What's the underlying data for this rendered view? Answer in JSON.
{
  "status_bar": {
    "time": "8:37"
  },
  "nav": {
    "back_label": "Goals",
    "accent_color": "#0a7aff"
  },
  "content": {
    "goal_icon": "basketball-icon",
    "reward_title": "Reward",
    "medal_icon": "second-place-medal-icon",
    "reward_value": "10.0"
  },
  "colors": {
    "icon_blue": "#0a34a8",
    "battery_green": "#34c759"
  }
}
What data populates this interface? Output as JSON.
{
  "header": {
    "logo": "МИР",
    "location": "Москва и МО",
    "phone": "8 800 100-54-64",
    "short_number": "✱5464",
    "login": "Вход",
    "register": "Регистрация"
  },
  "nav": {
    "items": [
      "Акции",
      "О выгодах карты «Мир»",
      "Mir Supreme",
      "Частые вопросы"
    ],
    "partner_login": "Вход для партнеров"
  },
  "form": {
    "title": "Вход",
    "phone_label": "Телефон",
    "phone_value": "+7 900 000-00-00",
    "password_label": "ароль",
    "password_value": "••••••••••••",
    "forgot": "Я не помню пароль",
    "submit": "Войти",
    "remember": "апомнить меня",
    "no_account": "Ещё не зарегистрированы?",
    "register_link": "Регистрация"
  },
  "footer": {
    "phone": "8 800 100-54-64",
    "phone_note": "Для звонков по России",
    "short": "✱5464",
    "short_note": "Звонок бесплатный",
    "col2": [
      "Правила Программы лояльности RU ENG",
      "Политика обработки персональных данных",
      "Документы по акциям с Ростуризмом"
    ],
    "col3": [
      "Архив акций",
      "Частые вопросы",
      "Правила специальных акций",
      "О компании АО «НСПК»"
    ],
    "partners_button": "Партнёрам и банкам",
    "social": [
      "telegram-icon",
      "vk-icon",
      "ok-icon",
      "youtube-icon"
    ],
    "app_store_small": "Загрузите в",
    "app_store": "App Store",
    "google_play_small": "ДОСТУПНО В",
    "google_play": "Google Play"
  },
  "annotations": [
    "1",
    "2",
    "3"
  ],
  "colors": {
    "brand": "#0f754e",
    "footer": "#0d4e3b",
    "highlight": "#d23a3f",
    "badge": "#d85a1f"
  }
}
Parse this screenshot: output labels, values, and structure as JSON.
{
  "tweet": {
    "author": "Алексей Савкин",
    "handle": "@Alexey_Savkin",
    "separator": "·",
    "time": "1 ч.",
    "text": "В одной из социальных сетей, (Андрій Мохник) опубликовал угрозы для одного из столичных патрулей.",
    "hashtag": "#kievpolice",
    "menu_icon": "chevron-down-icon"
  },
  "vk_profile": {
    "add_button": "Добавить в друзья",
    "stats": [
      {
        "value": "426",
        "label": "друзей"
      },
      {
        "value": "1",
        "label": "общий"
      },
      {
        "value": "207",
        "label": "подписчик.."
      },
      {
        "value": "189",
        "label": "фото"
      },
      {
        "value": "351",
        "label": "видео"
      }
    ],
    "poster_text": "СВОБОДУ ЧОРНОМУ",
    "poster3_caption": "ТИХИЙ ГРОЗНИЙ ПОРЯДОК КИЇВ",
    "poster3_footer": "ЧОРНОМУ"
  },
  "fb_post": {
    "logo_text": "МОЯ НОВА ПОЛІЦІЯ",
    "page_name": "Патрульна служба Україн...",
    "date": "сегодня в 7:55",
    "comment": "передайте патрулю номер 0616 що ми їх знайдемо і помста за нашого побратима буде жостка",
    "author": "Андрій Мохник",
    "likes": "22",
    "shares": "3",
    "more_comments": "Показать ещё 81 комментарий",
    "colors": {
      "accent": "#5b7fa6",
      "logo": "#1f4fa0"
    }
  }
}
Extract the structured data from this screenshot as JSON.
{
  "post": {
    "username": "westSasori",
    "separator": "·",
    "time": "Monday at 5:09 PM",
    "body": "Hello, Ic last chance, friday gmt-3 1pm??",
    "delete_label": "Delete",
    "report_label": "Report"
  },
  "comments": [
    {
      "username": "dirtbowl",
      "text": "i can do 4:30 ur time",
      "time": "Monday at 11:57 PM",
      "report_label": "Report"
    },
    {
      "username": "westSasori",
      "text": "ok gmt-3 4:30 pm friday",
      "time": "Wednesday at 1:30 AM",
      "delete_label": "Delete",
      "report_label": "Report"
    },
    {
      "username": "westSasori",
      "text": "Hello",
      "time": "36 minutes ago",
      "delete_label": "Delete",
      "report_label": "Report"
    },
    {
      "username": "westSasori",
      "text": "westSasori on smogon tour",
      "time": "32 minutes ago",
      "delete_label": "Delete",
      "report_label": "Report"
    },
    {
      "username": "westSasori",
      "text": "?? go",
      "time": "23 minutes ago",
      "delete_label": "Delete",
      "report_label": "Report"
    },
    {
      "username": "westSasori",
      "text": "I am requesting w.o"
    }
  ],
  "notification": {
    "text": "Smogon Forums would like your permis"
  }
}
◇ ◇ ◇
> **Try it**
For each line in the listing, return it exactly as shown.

> **Answer for this exercise**
What's the underlying data for this rendered view? Answer in JSON.
{
  "status_bar": {
    "time": "8:37"
  },
  "nav": {
    "back_label": "Goals",
    "accent_color": "#0a7aff"
  },
  "content": {
    "goal_icon": "basketball-icon",
    "reward_title": "Reward",
    "medal_icon": "second-place-medal-icon",
    "reward_value": "10.0"
  },
  "colors": {
    "icon_blue": "#0a34a8",
    "battery_green": "#34c759"
  }
}
What data populates this interface? Output as JSON.
{
  "header": {
    "logo": "МИР",
    "location": "Москва и МО",
    "phone": "8 800 100-54-64",
    "short_number": "✱5464",
    "login": "Вход",
    "register": "Регистрация"
  },
  "nav": {
    "items": [
      "Акции",
      "О выгодах карты «Мир»",
      "Mir Supreme",
      "Частые вопросы"
    ],
    "partner_login": "Вход для партнеров"
  },
  "form": {
    "title": "Вход",
    "phone_label": "Телефон",
    "phone_value": "+7 900 000-00-00",
    "password_label": "ароль",
    "password_value": "••••••••••••",
    "forgot": "Я не помню пароль",
    "submit": "Войти",
    "remember": "апомнить меня",
    "no_account": "Ещё не зарегистрированы?",
    "register_link": "Регистрация"
  },
  "footer": {
    "phone": "8 800 100-54-64",
    "phone_note": "Для звонков по России",
    "short": "✱5464",
    "short_note": "Звонок бесплатный",
    "col2": [
      "Правила Программы лояльности RU ENG",
      "Политика обработки персональных данных",
      "Документы по акциям с Ростуризмом"
    ],
    "col3": [
      "Архив акций",
      "Частые вопросы",
      "Правила специальных акций",
      "О компании АО «НСПК»"
    ],
    "partners_button": "Партнёрам и банкам",
    "social": [
      "telegram-icon",
      "vk-icon",
      "ok-icon",
      "youtube-icon"
    ],
    "app_store_small": "Загрузите в",
    "app_store": "App Store",
    "google_play_small": "ДОСТУПНО В",
    "google_play": "Google Play"
  },
  "annotations": [
    "1",
    "2",
    "3"
  ],
  "colors": {
    "brand": "#0f754e",
    "footer": "#0d4e3b",
    "highlight": "#d23a3f",
    "badge": "#d85a1f"
  }
}
Parse this screenshot: output labels, values, and structure as JSON.
{
  "tweet": {
    "author": "Алексей Савкин",
    "handle": "@Alexey_Savkin",
    "separator": "·",
    "time": "1 ч.",
    "text": "В одной из социальных сетей, (Андрій Мохник) опубликовал угрозы для одного из столичных патрулей.",
    "hashtag": "#kievpolice",
    "menu_icon": "chevron-down-icon"
  },
  "vk_profile": {
    "add_button": "Добавить в друзья",
    "stats": [
      {
        "value": "426",
        "label": "друзей"
      },
      {
        "value": "1",
        "label": "общий"
      },
      {
        "value": "207",
        "label": "подписчик.."
      },
      {
        "value": "189",
        "label": "фото"
      },
      {
        "value": "351",
        "label": "видео"
      }
    ],
    "poster_text": "СВОБОДУ ЧОРНОМУ",
    "poster3_caption": "ТИХИЙ ГРОЗНИЙ ПОРЯДОК КИЇВ",
    "poster3_footer": "ЧОРНОМУ"
  },
  "fb_post": {
    "logo_text": "МОЯ НОВА ПОЛІЦІЯ",
    "page_name": "Патрульна служба Україн...",
    "date": "сегодня в 7:55",
    "comment": "передайте патрулю номер 0616 що ми їх знайдемо і помста за нашого побратима буде жостка",
    "author": "Андрій Мохник",
    "likes": "22",
    "shares": "3",
    "more_comments": "Показать ещё 81 комментарий",
    "colors": {
      "accent": "#5b7fa6",
      "logo": "#1f4fa0"
    }
  }
}
Extract the structured data from this screenshot as JSON.
{
  "post": {
    "username": "westSasori",
    "separator": "·",
    "time": "Monday at 5:09 PM",
    "body": "Hello, Ic last chance, friday gmt-3 1pm??",
    "delete_label": "Delete",
    "report_label": "Report"
  },
  "comments": [
    {
      "username": "dirtbowl",
      "text": "i can do 4:30 ur time",
      "time": "Monday at 11:57 PM",
      "report_label": "Report"
    },
    {
      "username": "westSasori",
      "text": "ok gmt-3 4:30 pm friday",
      "time": "Wednesday at 1:30 AM",
      "delete_label": "Delete",
      "report_label": "Report"
    },
    {
      "username": "westSasori",
      "text": "Hello",
      "time": "36 minutes ago",
      "delete_label": "Delete",
      "report_label": "Report"
    },
    {
      "username": "westSasori",
      "text": "westSasori on smogon tour",
      "time": "32 minutes ago",
      "delete_label": "Delete",
      "report_label": "Report"
    },
    {
      "username": "westSasori",
      "text": "?? go",
      "time": "23 minutes ago",
      "delete_label": "Delete",
      "report_label": "Report"
    },
    {
      "username": "westSasori",
      "text": "I am requesting w.o"
    }
  ],
  "notification": {
    "text": "Smogon Forums would like your permis"
  }
}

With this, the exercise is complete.